Your objective.
Find the line containing "Extract the structured", then return it and every line after it through the end of the records, exactly. Leave out pictures.

━━━ Exercise inputs

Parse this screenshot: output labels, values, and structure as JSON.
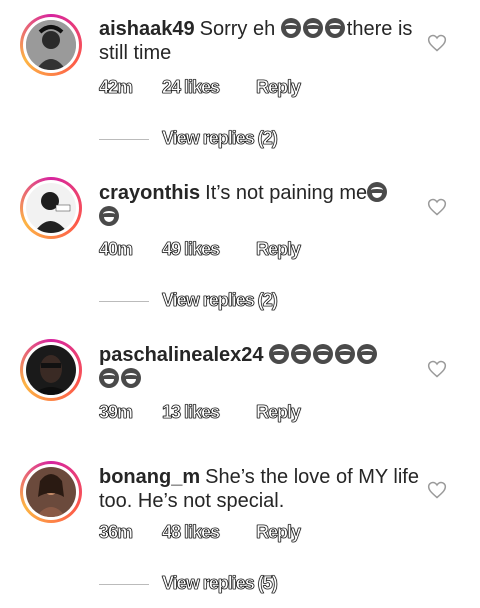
{
  "comments": [
    {
      "username": "aishaak49",
      "text_before": "Sorry eh",
      "text_after": "there is still time",
      "time": "42m",
      "likes": "24 likes",
      "reply": "Reply",
      "view_replies": "View replies (2)"
    },
    {
      "username": "crayonthis",
      "text_before": "It’s not paining me",
      "text_after": "",
      "time": "40m",
      "likes": "49 likes",
      "reply": "Reply",
      "view_replies": "View replies (2)"
    },
    {
      "username": "paschalinealex24",
      "text_before": "",
      "text_after": "",
      "time": "39m",
      "likes": "13 likes",
      "reply": "Reply",
      "view_replies": ""
    },
    {
      "username": "bonang_m",
      "text_before": "She’s the love of MY life too. He’s not special.",
      "text_after": "",
      "time": "36m",
      "likes": "48 likes",
      "reply": "Reply",
      "view_replies": "View replies (5)"
    }
  ],
  "icons": {
    "like": "heart-outline-icon",
    "emoji": "tears-of-joy-emoji"
  },
  "colors": {
    "story_ring": "#d6249f",
    "text": "#262626",
    "heart": "#9a9a9a"
  }
}
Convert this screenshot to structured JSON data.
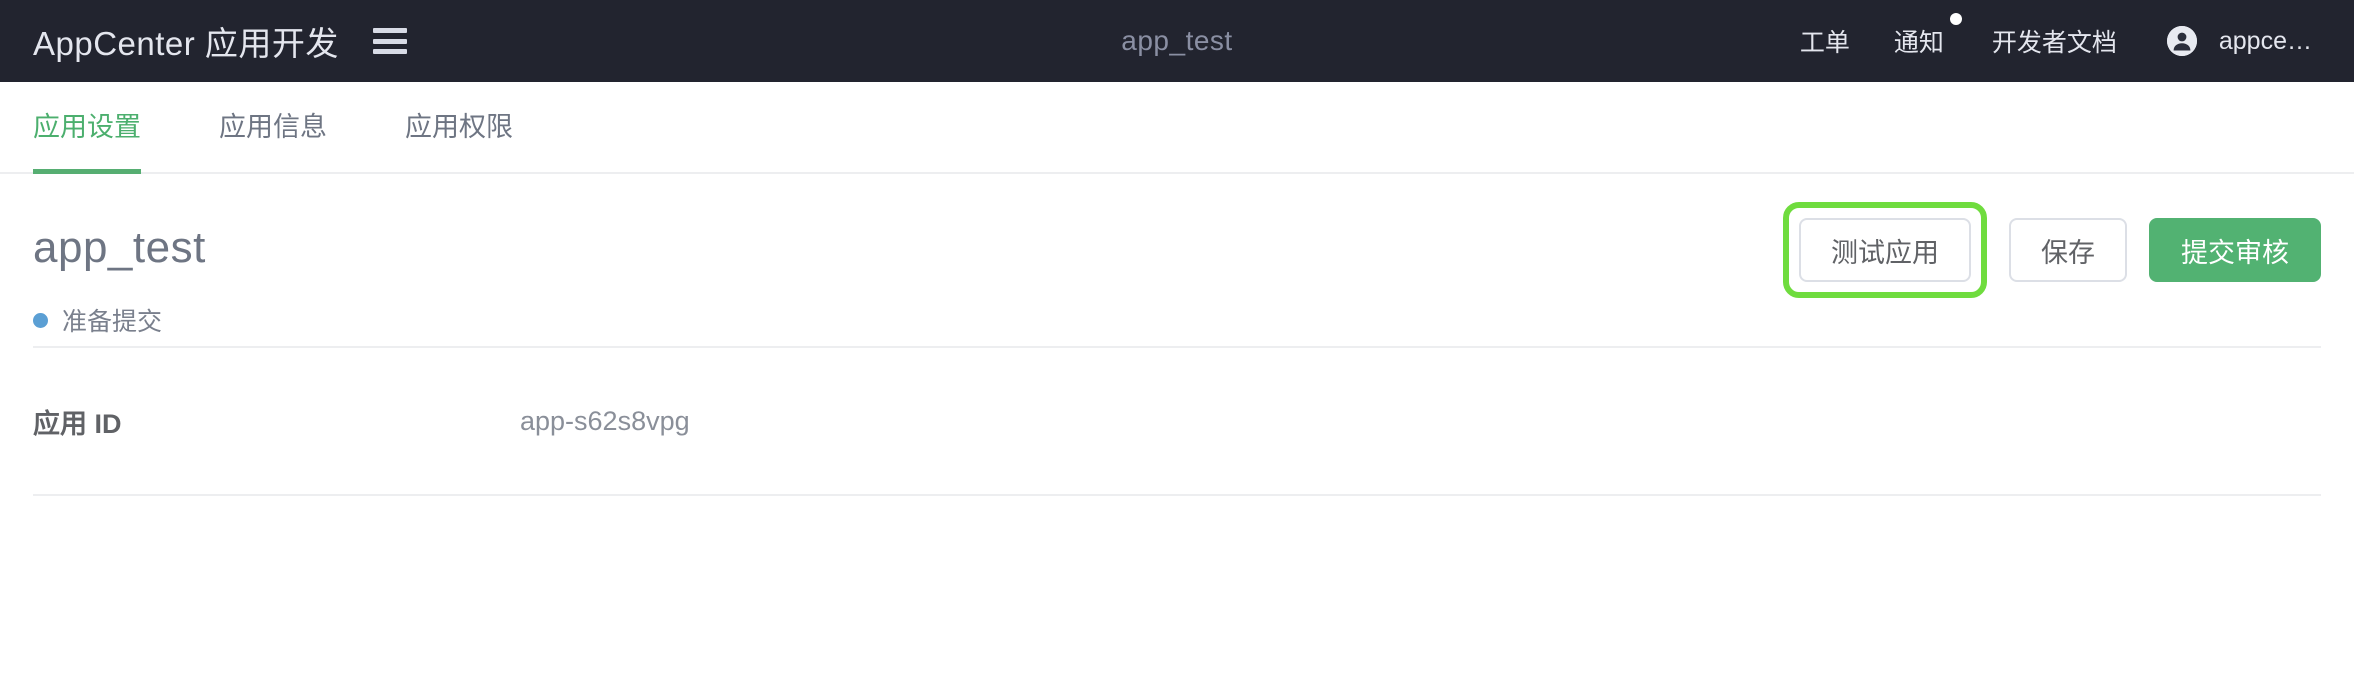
{
  "header": {
    "brand_title": "AppCenter 应用开发",
    "menu_icon": "hamburger-icon",
    "center_title": "app_test",
    "nav": [
      {
        "label": "工单",
        "icon": null,
        "badge": false
      },
      {
        "label": "通知",
        "icon": null,
        "badge": true
      },
      {
        "label": "开发者文档",
        "icon": null,
        "badge": false
      }
    ],
    "user": {
      "icon": "user-avatar-icon",
      "name": "appce…"
    },
    "background_color": "#22242F",
    "text_color": "#E4E6EE",
    "badge_color": "#FFFFFF"
  },
  "tabs": [
    {
      "label": "应用设置",
      "active": true
    },
    {
      "label": "应用信息",
      "active": false
    },
    {
      "label": "应用权限",
      "active": false
    }
  ],
  "tab_accent_color": "#56AE72",
  "page": {
    "title": "app_test",
    "status": {
      "label": "准备提交",
      "dot_color": "#5B9FD4"
    },
    "actions": [
      {
        "label": "测试应用",
        "style": "default",
        "highlighted": true
      },
      {
        "label": "保存",
        "style": "default",
        "highlighted": false
      },
      {
        "label": "提交审核",
        "style": "primary",
        "highlighted": false
      }
    ],
    "highlight_color": "#6FDC3E",
    "primary_color": "#52B272"
  },
  "info_rows": [
    {
      "label": "应用 ID",
      "value": "app-s62s8vpg"
    }
  ]
}
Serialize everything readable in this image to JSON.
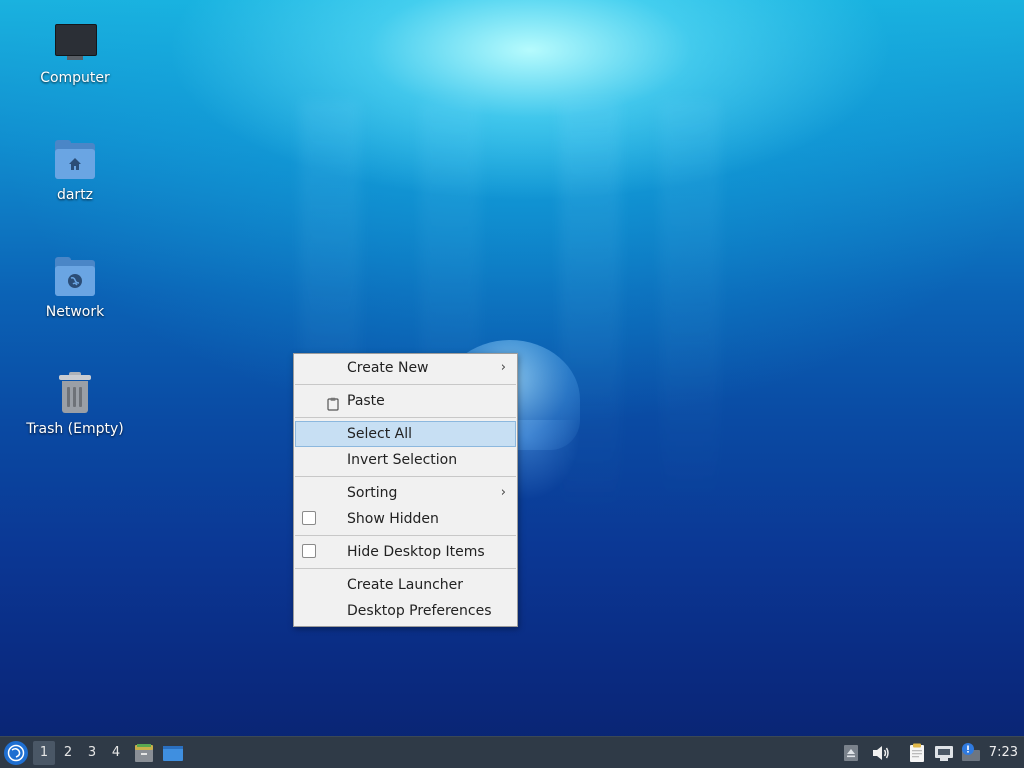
{
  "desktop": {
    "icons": [
      {
        "label": "Computer",
        "icon": "computer-icon"
      },
      {
        "label": "dartz",
        "icon": "home-folder-icon"
      },
      {
        "label": "Network",
        "icon": "network-folder-icon"
      },
      {
        "label": "Trash (Empty)",
        "icon": "trash-icon"
      }
    ]
  },
  "context_menu": {
    "items": [
      {
        "label": "Create New",
        "has_submenu": true
      },
      {
        "label": "Paste",
        "icon": "clipboard-icon"
      },
      {
        "label": "Select All",
        "highlighted": true
      },
      {
        "label": "Invert Selection"
      },
      {
        "label": "Sorting",
        "has_submenu": true
      },
      {
        "label": "Show Hidden",
        "checkbox": true,
        "checked": false
      },
      {
        "label": "Hide Desktop Items",
        "checkbox": true,
        "checked": false
      },
      {
        "label": "Create Launcher"
      },
      {
        "label": "Desktop Preferences"
      }
    ],
    "submenu_glyph": "›"
  },
  "taskbar": {
    "workspaces": [
      "1",
      "2",
      "3",
      "4"
    ],
    "active_workspace": "1",
    "clock": "7:23"
  },
  "colors": {
    "taskbar": "#2f3a47",
    "menu_bg": "#f1f1f1",
    "menu_highlight": "#c7dff3",
    "folder": "#6aa5e3"
  }
}
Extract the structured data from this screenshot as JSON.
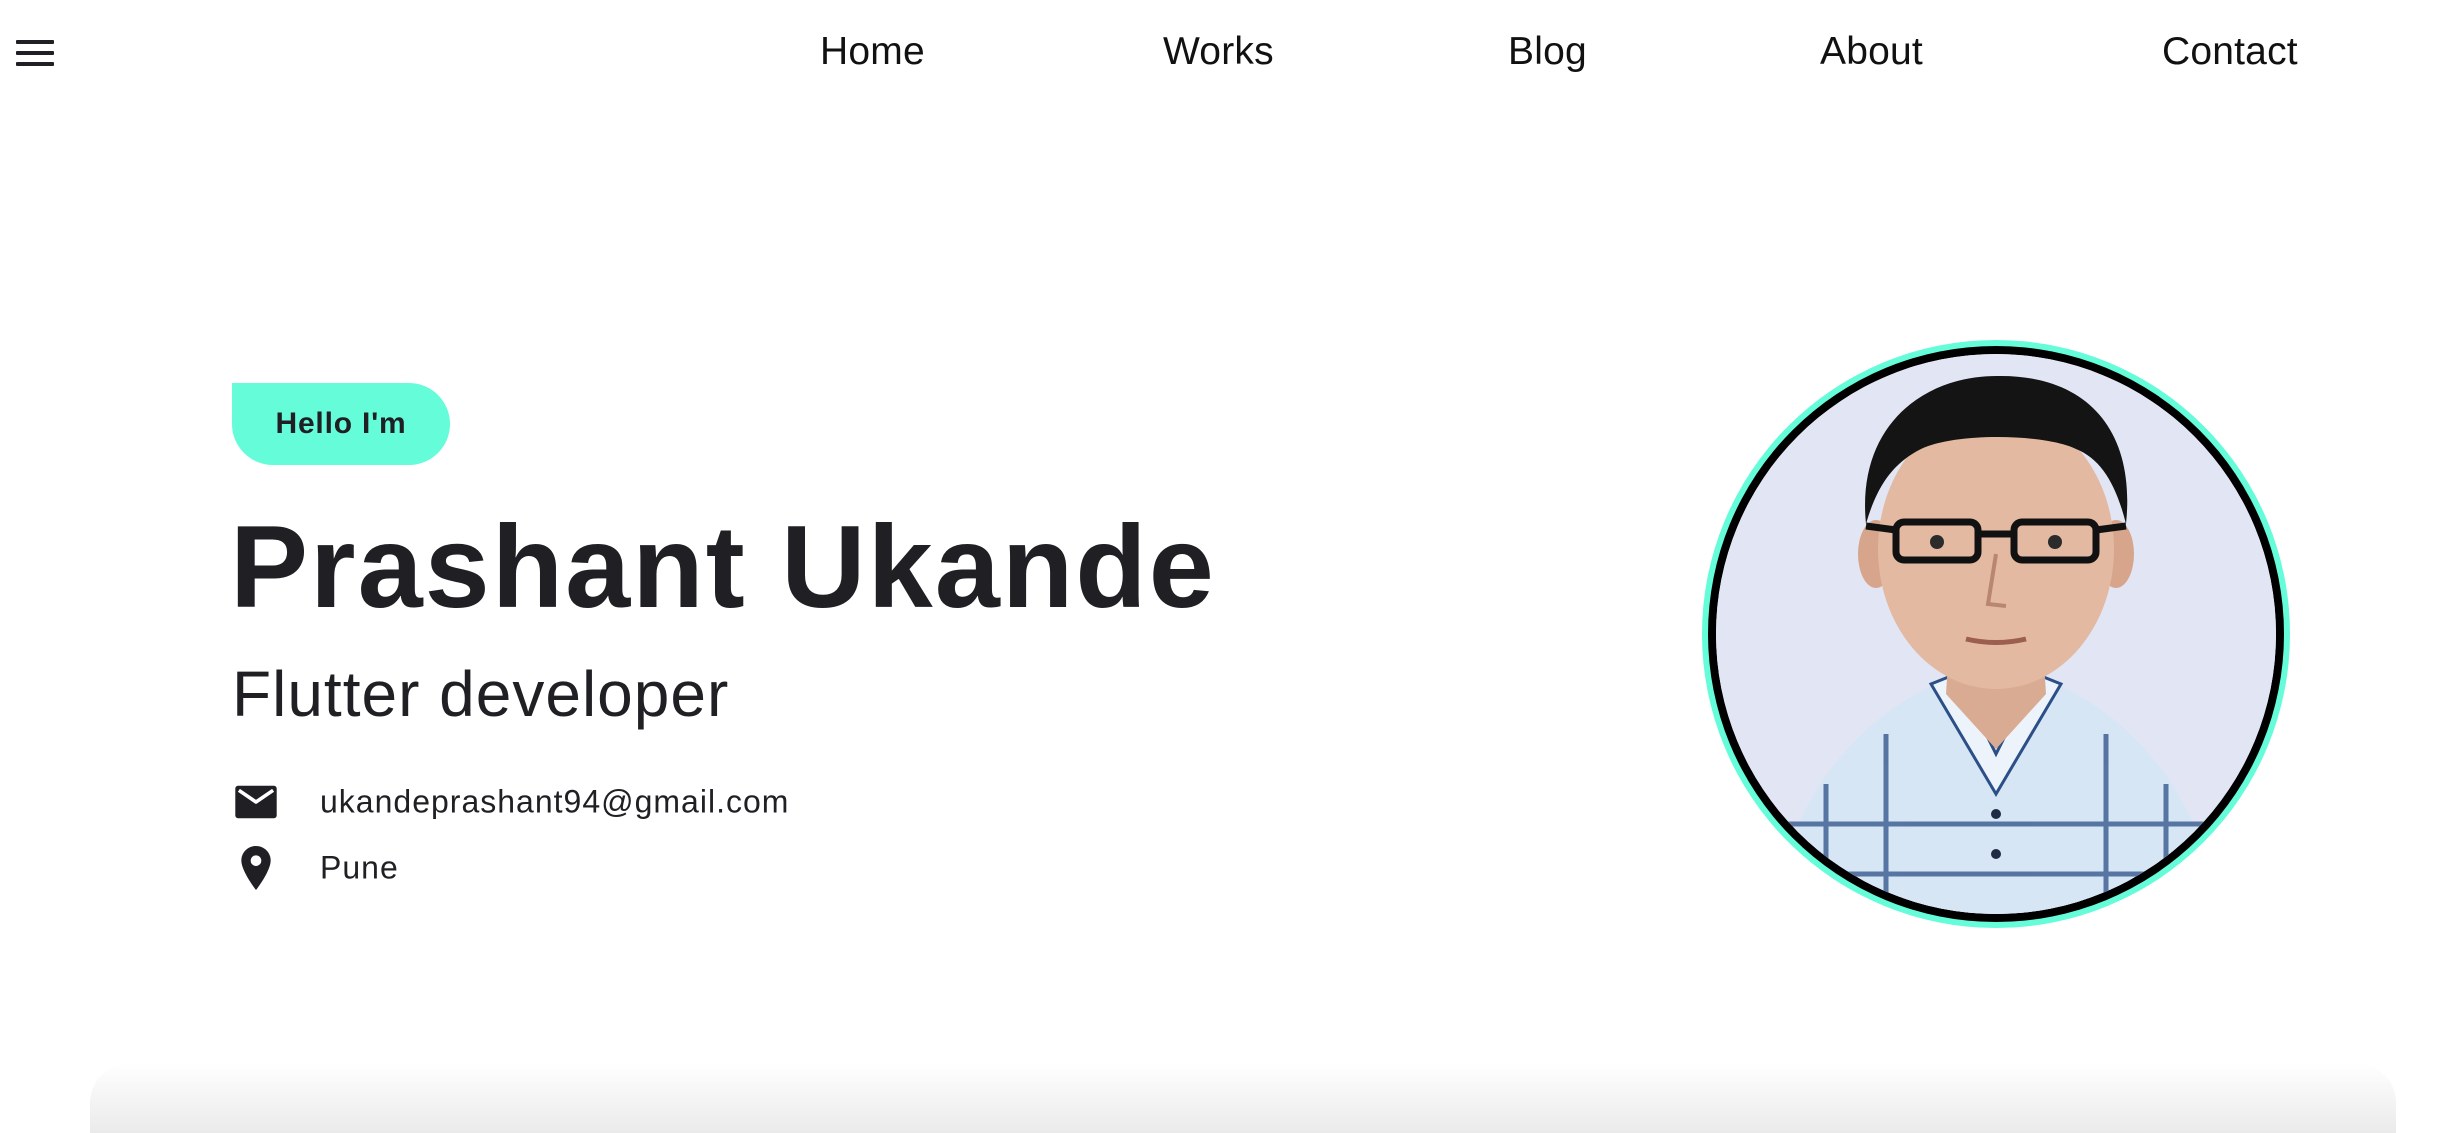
{
  "nav": {
    "menu_icon": "hamburger-menu-icon",
    "links": [
      "Home",
      "Works",
      "Blog",
      "About",
      "Contact"
    ]
  },
  "hero": {
    "greeting": "Hello I'm",
    "name": "Prashant Ukande",
    "role": "Flutter developer",
    "email": "ukandeprashant94@gmail.com",
    "email_icon": "mail-icon",
    "location": "Pune",
    "location_icon": "location-pin-icon"
  },
  "avatar": {
    "description_icon": "profile-photo"
  },
  "colors": {
    "accent": "#64fcd9",
    "text": "#1f1f24",
    "background": "#ffffff"
  }
}
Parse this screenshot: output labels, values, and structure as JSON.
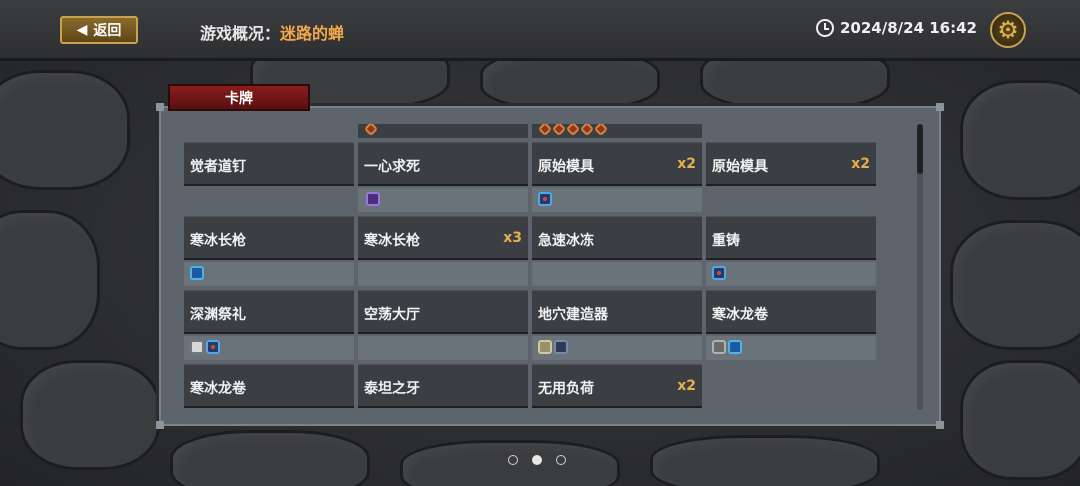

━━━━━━

Answer for the task.
Extract the structured data from this screenshot as JSON.
{
  "nav": {
    "menu_icon": "hamburger-menu-icon",
    "links": [
      "Home",
      "Works",
      "Blog",
      "About",
      "Contact"
    ]
  },
  "hero": {
    "greeting": "Hello I'm",
    "name": "Prashant Ukande",
    "role": "Flutter developer",
    "email": "ukandeprashant94@gmail.com",
    "email_icon": "mail-icon",
    "location": "Pune",
    "location_icon": "location-pin-icon"
  },
  "avatar": {
    "description_icon": "profile-photo"
  },
  "colors": {
    "accent": "#64fcd9",
    "text": "#1f1f24",
    "background": "#ffffff"
  }
}
Parse this screenshot: output labels, values, and structure as JSON.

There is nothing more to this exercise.